Jeremy Wells, JD, has been named by the University of St. Augustine for Health Sciences (USA) as its vice president of student administration for three campuses in San Marcos, Calif, St. Augustine, Fla, and Austin, Texas.
In a recent news release, Helen Hayes Hospital headquartered in West Haverstraw, NY, reports that it will be hosting a Community Health Forum in recognition of National Physical Therapy Month, November 6.
According to a news release issued by the APTA, a study from Europe indicates that in general, the self-reported quality of life (QoL) among adolescents with cerebral palsy (CP) is not much different than their peers without disability; however QoL could be further enhanced by greater attention paid to pain early on.
During the summer of 2014, a group of 20 entry-level DPT students from MGH Institute of Health Professions had the opportunity to engage in a new “adapting” therapy education class, focused on teaching the next generation of therapists how they can integrate adaptive sports into their “therapy tool box.”
Effective November 1, the Amputee Coalition announced that its Board of Directors have appointed Susan Stout as president and CEO of the organization.
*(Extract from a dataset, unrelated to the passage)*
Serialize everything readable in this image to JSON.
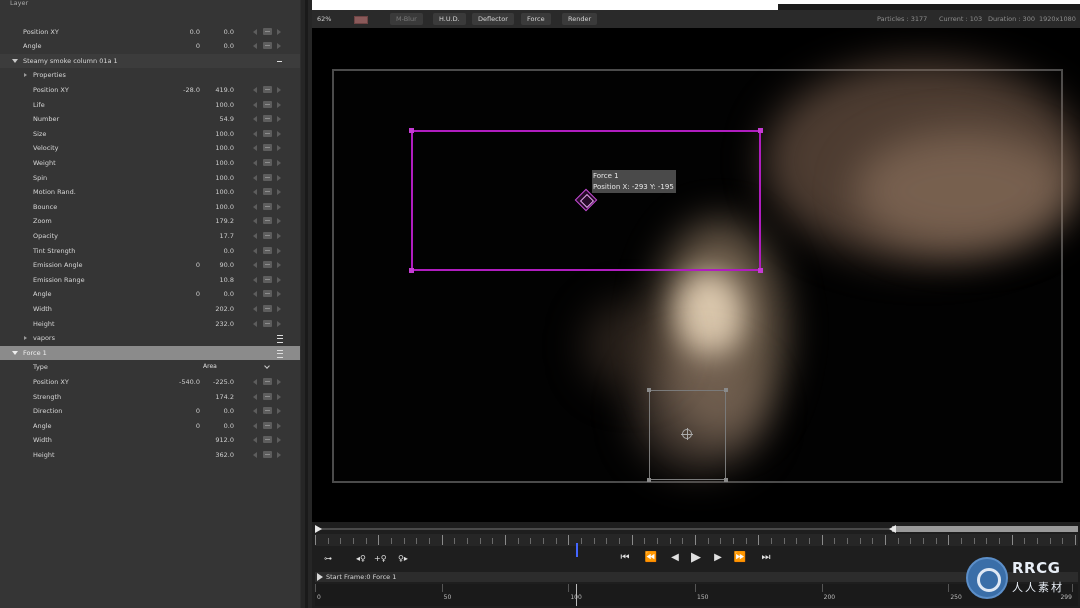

A news release from EZ-ACCESS, a dba of Homecare Products Inc, reports that it has expanded its team, adding David Heinz as director of sales and Dale Nash as national sales manager.
An article about the benefits and stability experienced by a Swedish arm amputee who receiveda prosthesis with a direct connection to bone, muscle, and nerve, in January 2013 has been published in the Science Translational Medicine journal.
According to two recent studies, cell transplantation may be an effective treatment for spinal cord injury (SCI).
Biomedical engineers from Drexel University’s school of Biomedical Engineering, Science and Health Systems will work with InfraScan Inc, a medical technology firm that specializes in brain injury diagnostics, to help upgrade a handheld brain scanning device used by the military in the field to assess injuries.
Research conducted by Lund University and Karolinska Institutet has reportedly pinpointed a previously unknown mechanism through which the brain is able to produce new nerve cells post-stroke.